Start of Block
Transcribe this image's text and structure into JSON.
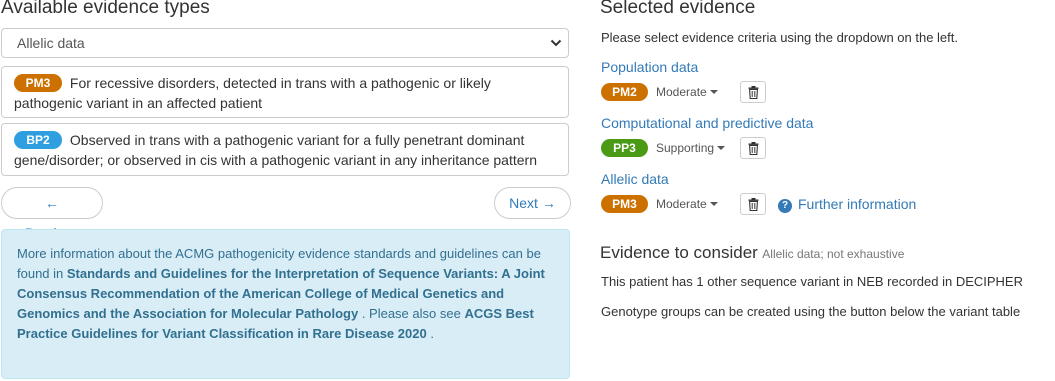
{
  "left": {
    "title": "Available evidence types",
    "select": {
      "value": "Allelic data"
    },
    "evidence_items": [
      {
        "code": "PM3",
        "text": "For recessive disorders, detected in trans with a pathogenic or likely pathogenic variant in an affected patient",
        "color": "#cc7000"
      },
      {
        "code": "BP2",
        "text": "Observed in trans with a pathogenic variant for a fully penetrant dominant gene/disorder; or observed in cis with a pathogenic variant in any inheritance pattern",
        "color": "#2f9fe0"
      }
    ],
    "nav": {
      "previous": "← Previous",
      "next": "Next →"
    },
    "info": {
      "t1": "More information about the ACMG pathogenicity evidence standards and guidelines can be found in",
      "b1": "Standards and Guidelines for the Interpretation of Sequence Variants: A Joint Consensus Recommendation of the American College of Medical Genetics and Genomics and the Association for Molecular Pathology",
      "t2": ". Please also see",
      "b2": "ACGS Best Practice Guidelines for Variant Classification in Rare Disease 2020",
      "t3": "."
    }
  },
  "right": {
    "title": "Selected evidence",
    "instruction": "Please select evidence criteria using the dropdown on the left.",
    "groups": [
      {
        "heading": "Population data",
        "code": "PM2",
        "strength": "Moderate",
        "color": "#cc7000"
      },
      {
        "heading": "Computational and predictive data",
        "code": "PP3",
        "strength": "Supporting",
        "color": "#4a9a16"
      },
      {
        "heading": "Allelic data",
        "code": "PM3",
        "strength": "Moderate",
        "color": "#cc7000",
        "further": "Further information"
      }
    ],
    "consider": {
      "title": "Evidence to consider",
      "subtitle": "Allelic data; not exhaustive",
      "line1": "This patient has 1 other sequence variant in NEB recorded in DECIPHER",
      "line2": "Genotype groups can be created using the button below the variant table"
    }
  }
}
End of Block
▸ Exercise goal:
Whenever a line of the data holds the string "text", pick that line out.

▸ Reply:
Transcribe this image's text and structure into JSON.
        "text": "For recessive disorders, detected in trans with a pathogenic or likely pathogenic variant in an affected patient",
        "text": "Observed in trans with a pathogenic variant for a fully penetrant dominant gene/disorder; or observed in cis with a pathogenic variant in any inheritance pattern",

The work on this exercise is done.